The system is basically an inverted microscope using 2 parallel working imaging systems - DIC as well as LCSM - both using the same microscope objective. The total system consumes just 50W of power and is very compact with overall dimensions around 400 x 600 x 400mm. Note the compactness!

The DIC system uses a near infrared LED as its light source. This allows the light to be separated from the visible light used for the LCSM system. As a side benefit, IR light also penetrates the sample deeper.

A CMOS camera interprets the IR light and an image is created.
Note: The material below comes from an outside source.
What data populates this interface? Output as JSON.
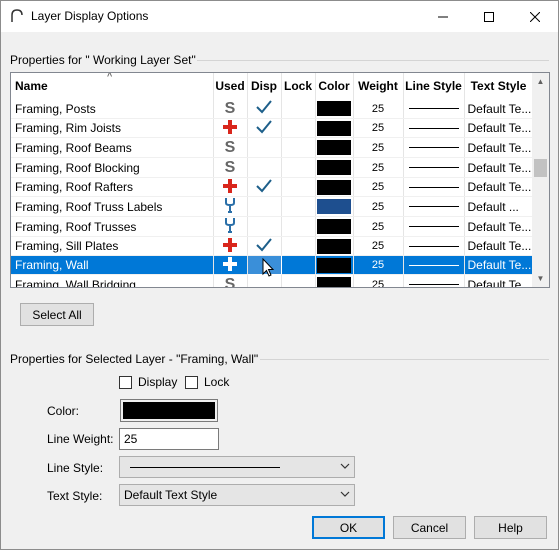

The LCSM system uses 2 laser excitation light sources working at 488nm and 630nm wavelength. The choice of these wavelengths was dictated by the best adaptation to current most popular fluorophore labels in cellular biology, as well as manufacturing limitations of dichroics and filters. 2 photomultiplier tubes, one for each wavelength, acquire the fluorescence signals and an image is generated. Axial scanning is also possible, so 3D images can be generated.

The sample holder is motorized in the x, y and z direction, with 0.1µm repeatability. It can move ±12.5mm lateral and ±2.5mm vertical. Removal and insertion of the samples is easy and user friendly. Sample holder and microscope objective is temperature controlled.

Software and hardware support the modes of operation: fluorescence recovery after photobleaching (FRAP), fluorescence loss in photobleaching (FLIP) and fluorescence lifetime imaging (FLIM, time resolution 200ps).

This microscope could have potential applications in every field where DIC and/or LCSM microscopes are currently used, including:

  • 3D fluorescence imaging of biological samples
  • Analysis of planar silicon semiconductor processing
  • Study the effectiveness of pharmaceutical systems
  • Food structure analysis
  • Failure and fracture analysis

Innovations & Advantages

The main advantages of this microscope with respect to the most advanced confocal technology commercially available, are its very compact size and it having both a DIC and LCSM system on board without compromising functionality.

The DIC system can be used to easily find interesting zones and it can create images with high contrast. It also uses IR light which allows for deeper sample penetration. The LCSM is used for a more detailed analysis of the biological samples using fluorescence.

DIC and LCSM system work in parallel and use the same microscope objective, so there is no need to swap samples or move parts when switching between DIC or LCSM system. Sample holder and MO are temperature controlled.

The total power consumption of this microscope is very low.

Further Information

  • Motorized scan stage (0.1µm repeatability), ±12.5mm lateral movement, ±2.5 axial movement.
  • Total volume occupied by complete system: 53dm3

Sample holder and MO temperature controlled

Current and Potential Domains of Application

  • 3D fluorescence imaging of biological samples
  • Analysis of planar silicon semiconductor processing
  • Study the effectiveness of pharmaceutical systems
  • Food structure analysis
  • Failure and fracture analysis